Since search engines depend on web crawlers to order the SERPs, what better way to improve your site’s performance in those SERPs than getting a web crawler of your own?
Common SEO tools like Deepcrawl, Screaming Frog, and SEMrush are all technically just web crawlers mimicking the work of search engine crawlers.
By crawling your site like a search engine bot would, these tools help you identify your site’s performance as seen through the eye of a search engine bot. This, in turn, allows you to make site improvements accordingly.
Web scraping uses
Since web scraping is, as we’ve seen, a lot more targeted approach than web crawling, it opens the door for a lot more targeted uses as well.
Web scraping can help you analyze, monitor, and extract all sorts of data from virtually any place you wish. You can do so by using pre-created tools (which range from general web scrapers to something as specific as mimicking a Google autocomplete API) or building a web scraper from scratch. For instance, if you’re looking for a tool that allows you to scrape Google autocomplete suggestions data, SERPMaster is one of the best tools to use.
Some of the many possible uses of web scraping include:
- Competitive price monitoring (like Amazon)
- Real estate listings gathering
- Lead generation
- Social listening and opinion mining
- Product listings gathering

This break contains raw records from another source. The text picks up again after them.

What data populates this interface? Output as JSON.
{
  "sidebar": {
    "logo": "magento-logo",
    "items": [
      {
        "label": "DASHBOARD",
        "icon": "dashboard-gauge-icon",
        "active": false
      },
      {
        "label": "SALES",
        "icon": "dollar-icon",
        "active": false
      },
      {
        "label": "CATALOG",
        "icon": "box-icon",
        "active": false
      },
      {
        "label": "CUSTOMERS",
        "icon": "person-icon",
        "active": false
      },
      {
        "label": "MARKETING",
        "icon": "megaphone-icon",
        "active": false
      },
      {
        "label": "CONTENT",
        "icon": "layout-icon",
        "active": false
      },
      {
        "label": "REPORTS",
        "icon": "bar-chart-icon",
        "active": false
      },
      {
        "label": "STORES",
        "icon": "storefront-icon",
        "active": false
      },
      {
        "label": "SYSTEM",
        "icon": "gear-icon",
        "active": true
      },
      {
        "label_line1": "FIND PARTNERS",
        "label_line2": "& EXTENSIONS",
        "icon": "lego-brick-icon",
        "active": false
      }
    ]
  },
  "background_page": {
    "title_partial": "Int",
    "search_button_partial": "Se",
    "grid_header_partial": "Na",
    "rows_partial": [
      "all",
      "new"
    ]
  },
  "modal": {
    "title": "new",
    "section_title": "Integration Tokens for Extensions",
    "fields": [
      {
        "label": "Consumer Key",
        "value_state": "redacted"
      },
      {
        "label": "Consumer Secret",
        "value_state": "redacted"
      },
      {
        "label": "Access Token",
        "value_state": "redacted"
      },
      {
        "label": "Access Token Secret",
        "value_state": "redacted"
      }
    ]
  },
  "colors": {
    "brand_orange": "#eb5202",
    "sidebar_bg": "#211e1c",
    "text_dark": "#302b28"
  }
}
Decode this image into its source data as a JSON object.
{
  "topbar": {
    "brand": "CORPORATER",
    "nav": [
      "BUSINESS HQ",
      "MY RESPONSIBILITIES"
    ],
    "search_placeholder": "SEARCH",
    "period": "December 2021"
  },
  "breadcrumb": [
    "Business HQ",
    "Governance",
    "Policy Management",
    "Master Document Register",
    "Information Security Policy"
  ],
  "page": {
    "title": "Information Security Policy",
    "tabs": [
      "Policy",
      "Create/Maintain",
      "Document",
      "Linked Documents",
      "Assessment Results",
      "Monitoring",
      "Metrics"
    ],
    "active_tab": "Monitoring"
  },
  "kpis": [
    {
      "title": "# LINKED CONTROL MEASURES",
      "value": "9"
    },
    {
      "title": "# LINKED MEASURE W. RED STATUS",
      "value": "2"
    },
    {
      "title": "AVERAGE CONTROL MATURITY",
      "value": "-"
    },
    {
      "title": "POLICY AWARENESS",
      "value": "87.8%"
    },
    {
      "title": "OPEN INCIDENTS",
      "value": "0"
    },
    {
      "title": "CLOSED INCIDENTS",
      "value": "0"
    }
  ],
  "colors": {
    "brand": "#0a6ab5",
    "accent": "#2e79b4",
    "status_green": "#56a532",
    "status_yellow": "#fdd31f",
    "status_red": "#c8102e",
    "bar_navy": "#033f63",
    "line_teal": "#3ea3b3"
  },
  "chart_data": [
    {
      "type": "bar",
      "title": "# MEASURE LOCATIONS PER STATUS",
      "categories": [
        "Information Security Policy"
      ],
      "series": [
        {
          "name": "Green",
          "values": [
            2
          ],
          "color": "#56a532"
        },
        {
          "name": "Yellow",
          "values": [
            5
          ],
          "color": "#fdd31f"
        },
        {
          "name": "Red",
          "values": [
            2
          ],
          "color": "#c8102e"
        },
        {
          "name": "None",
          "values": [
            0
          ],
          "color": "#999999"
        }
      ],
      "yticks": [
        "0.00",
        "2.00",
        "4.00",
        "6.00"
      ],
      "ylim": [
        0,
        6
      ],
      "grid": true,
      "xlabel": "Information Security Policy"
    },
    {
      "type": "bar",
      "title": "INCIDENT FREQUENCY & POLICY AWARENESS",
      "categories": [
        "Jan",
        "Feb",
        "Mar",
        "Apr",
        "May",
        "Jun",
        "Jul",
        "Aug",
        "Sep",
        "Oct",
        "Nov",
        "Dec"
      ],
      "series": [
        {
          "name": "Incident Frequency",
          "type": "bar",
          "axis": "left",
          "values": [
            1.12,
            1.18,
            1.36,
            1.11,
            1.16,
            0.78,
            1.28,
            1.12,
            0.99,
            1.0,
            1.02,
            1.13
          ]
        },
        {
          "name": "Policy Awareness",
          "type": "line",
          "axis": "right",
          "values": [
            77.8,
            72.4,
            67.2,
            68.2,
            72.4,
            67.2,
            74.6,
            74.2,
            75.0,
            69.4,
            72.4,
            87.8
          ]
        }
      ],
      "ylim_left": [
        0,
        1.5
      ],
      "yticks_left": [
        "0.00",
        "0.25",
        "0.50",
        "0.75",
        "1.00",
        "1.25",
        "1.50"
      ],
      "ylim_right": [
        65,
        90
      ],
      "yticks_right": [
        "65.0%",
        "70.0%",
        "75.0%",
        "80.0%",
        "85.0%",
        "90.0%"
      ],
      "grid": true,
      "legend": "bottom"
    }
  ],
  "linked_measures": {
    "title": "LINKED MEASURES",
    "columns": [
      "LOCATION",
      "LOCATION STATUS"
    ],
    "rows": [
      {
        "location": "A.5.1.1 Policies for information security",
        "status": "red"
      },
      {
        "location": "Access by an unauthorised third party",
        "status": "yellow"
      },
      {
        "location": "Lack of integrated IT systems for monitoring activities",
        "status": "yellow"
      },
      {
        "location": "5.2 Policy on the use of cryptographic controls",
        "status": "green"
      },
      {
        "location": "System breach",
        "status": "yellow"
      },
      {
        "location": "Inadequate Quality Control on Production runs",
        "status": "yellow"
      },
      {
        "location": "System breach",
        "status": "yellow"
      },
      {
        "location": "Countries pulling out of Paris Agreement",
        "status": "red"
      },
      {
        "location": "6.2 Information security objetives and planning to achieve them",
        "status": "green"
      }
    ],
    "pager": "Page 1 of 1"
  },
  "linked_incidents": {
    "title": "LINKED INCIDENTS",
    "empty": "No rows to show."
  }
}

And these are just a few examples of the plethora of possibilities when it comes to using web scrapers for your business.